Before we get started, I think it best to explain a little bit what my intentions on here. I would like to integrate Metabase into a flask application that I have already built. Therefore, the tutorial will cover the extent of the work I did to get all of that set up properly. However, I will try to color the Flask step in a different color so that you can still use the tutorial for just Metabase installations on Ubuntu. Additional note, I like to run all of my commands as root so that I don’t have to type in sudo each time, but that is completely up to you.
Step One: Download Tools
Step Two: Create Database
If you are using MySQL like I am you can follow these commands:
Step Three: Configure PHPMyAdmin
Step Four: Configure Access Through Groups
At this stage, I needed to configure permissions so that Metabase could have access to certain files and directories on the server. I decided that the best practice for my server was to create a new user and a new group to handle this dilemma.
I decided to change the apache run group to Metabase so that I could give apache certain access to the HTML directory. This is helpful for if you decide to place your jar file inside of the HTML directory because it will now have permission to create files in this directory.
Step Five: Download & Configure Metabase
This step really focuses on the foundation that you need in order to setup metabase as a service for Ubuntu. You will basically need to setup to configuration files. The first file, /etc/init.d/metabase, controls what bash commands you can use on metabase. For example, sudo service metabase start. The next config file is all of the configuration variables that metabase will need to know in order to launch properly.
Additional Documentation: Note: I did have to change the start command to have the default config variables imported before the jar file ran.
Step Six: Setup Proxy with Apache2

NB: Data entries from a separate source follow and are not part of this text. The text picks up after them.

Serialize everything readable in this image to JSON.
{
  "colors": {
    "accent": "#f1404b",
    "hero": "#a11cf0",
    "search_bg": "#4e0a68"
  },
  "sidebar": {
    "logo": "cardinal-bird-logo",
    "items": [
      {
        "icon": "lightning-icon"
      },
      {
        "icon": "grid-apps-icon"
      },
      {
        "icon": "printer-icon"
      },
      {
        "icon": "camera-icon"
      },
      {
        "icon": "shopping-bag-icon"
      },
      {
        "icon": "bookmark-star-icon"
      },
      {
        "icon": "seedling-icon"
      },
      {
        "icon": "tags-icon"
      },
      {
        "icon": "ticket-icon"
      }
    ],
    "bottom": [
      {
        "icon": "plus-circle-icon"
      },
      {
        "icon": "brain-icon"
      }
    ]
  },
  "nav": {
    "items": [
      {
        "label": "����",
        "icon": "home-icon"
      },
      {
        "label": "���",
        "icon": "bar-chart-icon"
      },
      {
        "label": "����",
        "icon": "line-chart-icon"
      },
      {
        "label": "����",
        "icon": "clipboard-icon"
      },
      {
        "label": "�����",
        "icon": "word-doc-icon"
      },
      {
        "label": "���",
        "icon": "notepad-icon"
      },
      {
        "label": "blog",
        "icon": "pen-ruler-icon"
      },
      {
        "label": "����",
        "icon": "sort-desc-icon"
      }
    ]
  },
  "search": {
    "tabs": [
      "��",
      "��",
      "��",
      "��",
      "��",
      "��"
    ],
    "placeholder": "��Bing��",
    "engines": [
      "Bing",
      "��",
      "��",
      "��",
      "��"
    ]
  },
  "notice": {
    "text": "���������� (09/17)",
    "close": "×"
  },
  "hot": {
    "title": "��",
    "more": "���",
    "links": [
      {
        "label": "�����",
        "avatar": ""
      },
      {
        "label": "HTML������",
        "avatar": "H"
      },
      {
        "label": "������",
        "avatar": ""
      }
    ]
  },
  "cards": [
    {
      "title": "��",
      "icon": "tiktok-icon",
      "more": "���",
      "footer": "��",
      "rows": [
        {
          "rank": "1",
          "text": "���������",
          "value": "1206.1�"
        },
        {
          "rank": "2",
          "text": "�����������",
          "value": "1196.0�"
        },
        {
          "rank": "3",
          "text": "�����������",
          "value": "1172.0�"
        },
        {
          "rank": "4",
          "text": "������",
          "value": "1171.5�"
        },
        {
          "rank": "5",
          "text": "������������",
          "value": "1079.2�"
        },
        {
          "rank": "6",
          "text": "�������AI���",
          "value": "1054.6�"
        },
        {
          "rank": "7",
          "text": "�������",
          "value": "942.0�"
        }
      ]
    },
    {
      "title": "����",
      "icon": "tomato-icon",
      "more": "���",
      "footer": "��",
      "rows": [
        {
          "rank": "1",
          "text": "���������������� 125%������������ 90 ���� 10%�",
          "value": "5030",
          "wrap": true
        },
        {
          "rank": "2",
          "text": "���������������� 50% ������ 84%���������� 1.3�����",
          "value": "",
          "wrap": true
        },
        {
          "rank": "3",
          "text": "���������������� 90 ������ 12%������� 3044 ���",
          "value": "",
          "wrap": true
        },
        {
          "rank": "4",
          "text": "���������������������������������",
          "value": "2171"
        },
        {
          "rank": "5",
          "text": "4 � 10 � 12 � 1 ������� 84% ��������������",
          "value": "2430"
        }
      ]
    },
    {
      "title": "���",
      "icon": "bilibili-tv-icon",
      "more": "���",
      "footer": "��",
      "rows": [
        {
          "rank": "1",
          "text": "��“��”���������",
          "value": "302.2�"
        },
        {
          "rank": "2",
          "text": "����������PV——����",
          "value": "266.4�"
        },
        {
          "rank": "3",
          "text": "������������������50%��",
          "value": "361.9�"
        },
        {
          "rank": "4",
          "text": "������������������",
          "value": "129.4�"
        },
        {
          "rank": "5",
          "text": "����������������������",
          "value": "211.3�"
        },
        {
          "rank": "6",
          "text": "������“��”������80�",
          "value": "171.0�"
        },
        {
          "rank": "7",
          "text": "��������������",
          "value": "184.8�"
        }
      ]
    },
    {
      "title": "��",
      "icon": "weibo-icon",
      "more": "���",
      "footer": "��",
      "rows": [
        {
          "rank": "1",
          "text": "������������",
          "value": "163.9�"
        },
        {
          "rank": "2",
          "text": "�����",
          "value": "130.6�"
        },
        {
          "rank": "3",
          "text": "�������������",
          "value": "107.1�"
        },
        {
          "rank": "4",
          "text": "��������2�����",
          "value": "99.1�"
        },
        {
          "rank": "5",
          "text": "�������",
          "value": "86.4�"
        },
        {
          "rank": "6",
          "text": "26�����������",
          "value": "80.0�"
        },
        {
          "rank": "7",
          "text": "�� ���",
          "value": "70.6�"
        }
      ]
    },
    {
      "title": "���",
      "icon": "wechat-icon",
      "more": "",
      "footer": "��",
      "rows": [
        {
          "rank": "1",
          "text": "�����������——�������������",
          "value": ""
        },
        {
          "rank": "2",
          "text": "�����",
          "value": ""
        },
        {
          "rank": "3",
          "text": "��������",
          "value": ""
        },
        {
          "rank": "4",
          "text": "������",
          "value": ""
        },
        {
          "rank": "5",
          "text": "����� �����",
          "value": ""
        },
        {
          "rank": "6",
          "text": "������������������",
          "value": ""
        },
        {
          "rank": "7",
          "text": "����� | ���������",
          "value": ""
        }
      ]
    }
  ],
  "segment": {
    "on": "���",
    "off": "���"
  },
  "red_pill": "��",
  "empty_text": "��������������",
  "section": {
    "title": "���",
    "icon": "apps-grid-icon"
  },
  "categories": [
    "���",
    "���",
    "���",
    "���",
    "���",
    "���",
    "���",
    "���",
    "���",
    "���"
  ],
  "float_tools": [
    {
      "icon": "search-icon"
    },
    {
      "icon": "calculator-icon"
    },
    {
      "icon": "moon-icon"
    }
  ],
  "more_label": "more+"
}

This is a really important step because without it whenever someone hits your domain apache will not know how to send it to the metabase service on port 3000.
Enable the Proxy:
Setting up Metabase as a Service
Allow Ports to access the database
The last thing you will need to do on our server is configured the firewall. For right now we are going to open ports 80 & 443 to access the database. Later I would HIGHLY recommend changing this so that only 443 can access the database. For just testing our setup port 80 is fine.
sudo service metabase start
This concludes the setup guide for metabase, if you seem to be running into issues I would recommend running this command:
sudo tail -vf /etc/log/metabase.log
It definitely helped me debug my metabase problems. Feel free to comment with any questions and I will try to respond whenever I can.
Part Two: Flask Integration
My overall goal was to find a way to integrate my flask application with metabase. This part of the tutorial finalizes all the steps you would need to complete a metabase and flask integration.
Step One: Permissions
First, if you followed step four from above, I would go ahead and add whatever user you are to the metabase group. This will be helpful later on when you try to access files inside of the git repository.
Note: During the vim setup.sh command above, I was adding pip install PyMySQL to my virtualenv.
Step Two: Edit WSGI File
NOTE: At this point, it would be a good idea to go into your flask application and set your database connection to match the metabase database that we set up earlier. E.g: DB=MySQLDatabase(‘DB_Name’, user=’user’, password=’pass’,host=’localhost’)
Edit Apache Configuration
The flask application should run right when you go to the root directory; however, if you type /metabase/ to the end of url metabase will activate. I hope that this tutorial was helpful, and if I can help in any way please just let me know. Thanks 🙂